# An article to understand Uniswap V3 uncompensated loss calculation, higher or lower risk?

How much is the Uniswap V3 liquidity nil loss?

Earlier this week I wrote about how to derive the Unconstant Loss formula for Uniswap V1 and V2. We will use the same approach to calculate the invariant loss for Uniswap V3 and concentrated liquidity positions.

Imputation loss is a popular concept for automated market makers (AMM) like Uniswap. As a liquidity provider, your position may fall in value relative to any asset, and the inconstant loss is usually defined as the percentage loss suffered by the LP for a given price movement.
Uniswap V3 liquidity providers offer liquidity within a fixed price range. This feature is called centralized liquidity. But what does it mean to provide liquidity within a fixed range [a, b]? In the case of position concentration, the reserves of both assets in the pool are depleted at a higher rate during the trade, causing them to be completely exhausted at either end of the range (a or b).

You can think of this as providing liquidity through leverage. You can provide more efficient liquidity (also called virtual liquidity) if the price is not out of range. If this is the case, you have only 1 asset left in your position and will not earn transaction fees until the price moves back into that range.

When trading with leverage, gains and losses are magnified, as is the case with Uniswap V3. Concentrated positions have a higher share of transaction costs, but also higher impermanent losses. We will find out exactly how much.

Definition
We give an example of a market with liquidity L. In a concentrated liquidity position, the number of assets X and Y are x and y, respectively.

We set the initial price of asset X to P based on asset Y = y / x and consider the price change to P’ = Pk, where k > 0. We also define [p_a, p_b] as the price range of our concentrated liquidity position. Assume that both P and P’ are within this interval.

According to the white paper, the reserve for a concentrated position can be described according to this curve.

This means that for a given price range, a smaller set of reserves x, y can act as a larger set of reserves.

From our previous post, we can determine the virtual reserve based on liquidity (L) and price (P), which we can use here.

We again define three values.

V_0, the value of the initial holding of asset y

V_1, the value of the holding if retained in the pool (x, y shifted with price)

V_held, the value of the holding if retained outside the pool (x, y constant)

Derivation
As before, V_1 is equivalent to replacing P in V_0 with P’.

Next is V_held.

Finally, we calculate the invariant loss as a percentage change.

where IL_a,b(k) is the invariant loss of a concentrated position in the range [p_a, p_b] and IL(k) is the invariant loss of a V2 position in the range (0, +∞).

We can do two quick checks. First, in the extreme case of p_a = p_b = P, then the invariant loss will be 0.

Second, we can set p_a → 0 and p_b → +∞ and see that IL_{0,+∞}(k) = IL(k), which means that the larger the price range, the more this equation converges to the invariant loss equation for V2.

Finally, setting k = 1, we do get 0, since there should not be any invariant loss in this case.

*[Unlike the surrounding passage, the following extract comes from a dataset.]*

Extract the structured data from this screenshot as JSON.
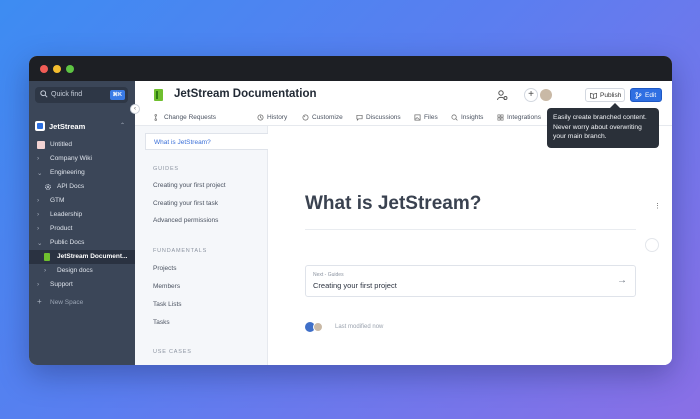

Caution
Note that if prices fall outside the liquidity range [p_a, p_b], this equation will not apply because asset holdings stop changing outside the price range. We leave it as a simple exercise for the reader.

Analysis
How large is the invariant loss? Consider a simple example where p_a/P = 1/n and P/p_b = 1/n. In this case.

We can see what this ratio looks like for different values of n.

Even if our liquidity range is large enough to accommodate a doubling or a cut in price, the impermanent loss is nearly four times higher than if we were to provide liquidity across the entire price range. This does not include the impermanent losses associated with falling outside of the concentrated liquidity range ……

In short, keep your money safe!